SOURCE RECORDS Block Start

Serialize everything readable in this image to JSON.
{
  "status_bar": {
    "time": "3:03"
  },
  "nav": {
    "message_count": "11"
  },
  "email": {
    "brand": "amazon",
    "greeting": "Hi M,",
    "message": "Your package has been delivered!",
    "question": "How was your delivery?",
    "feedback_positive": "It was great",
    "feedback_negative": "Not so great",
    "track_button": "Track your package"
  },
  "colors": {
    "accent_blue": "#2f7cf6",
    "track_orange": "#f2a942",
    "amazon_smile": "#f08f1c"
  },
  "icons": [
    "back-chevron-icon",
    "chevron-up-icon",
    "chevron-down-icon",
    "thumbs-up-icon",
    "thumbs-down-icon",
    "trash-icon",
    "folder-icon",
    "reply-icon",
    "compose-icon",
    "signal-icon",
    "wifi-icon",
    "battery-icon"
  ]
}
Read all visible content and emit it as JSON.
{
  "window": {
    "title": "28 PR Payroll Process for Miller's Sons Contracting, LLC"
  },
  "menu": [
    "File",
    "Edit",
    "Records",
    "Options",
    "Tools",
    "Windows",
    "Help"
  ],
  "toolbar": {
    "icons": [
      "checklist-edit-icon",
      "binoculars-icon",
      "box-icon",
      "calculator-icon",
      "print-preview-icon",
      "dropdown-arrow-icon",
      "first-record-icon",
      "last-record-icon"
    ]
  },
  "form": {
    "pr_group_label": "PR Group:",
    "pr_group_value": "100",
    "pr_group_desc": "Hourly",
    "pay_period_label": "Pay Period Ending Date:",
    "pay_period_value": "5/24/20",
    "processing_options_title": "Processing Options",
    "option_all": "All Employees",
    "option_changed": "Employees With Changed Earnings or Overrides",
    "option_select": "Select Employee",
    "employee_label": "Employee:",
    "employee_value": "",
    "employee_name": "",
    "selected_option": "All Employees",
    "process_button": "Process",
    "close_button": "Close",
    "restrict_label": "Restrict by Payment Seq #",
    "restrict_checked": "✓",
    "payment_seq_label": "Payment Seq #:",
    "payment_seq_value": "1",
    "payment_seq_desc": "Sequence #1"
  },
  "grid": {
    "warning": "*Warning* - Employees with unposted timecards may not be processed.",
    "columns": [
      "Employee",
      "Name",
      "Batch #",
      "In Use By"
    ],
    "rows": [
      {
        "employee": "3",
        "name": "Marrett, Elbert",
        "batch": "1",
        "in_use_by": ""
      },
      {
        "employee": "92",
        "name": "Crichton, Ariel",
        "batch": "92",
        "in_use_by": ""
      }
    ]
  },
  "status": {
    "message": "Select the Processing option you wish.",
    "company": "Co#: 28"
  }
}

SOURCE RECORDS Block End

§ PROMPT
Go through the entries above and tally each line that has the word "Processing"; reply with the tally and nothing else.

§ SOLUTION
2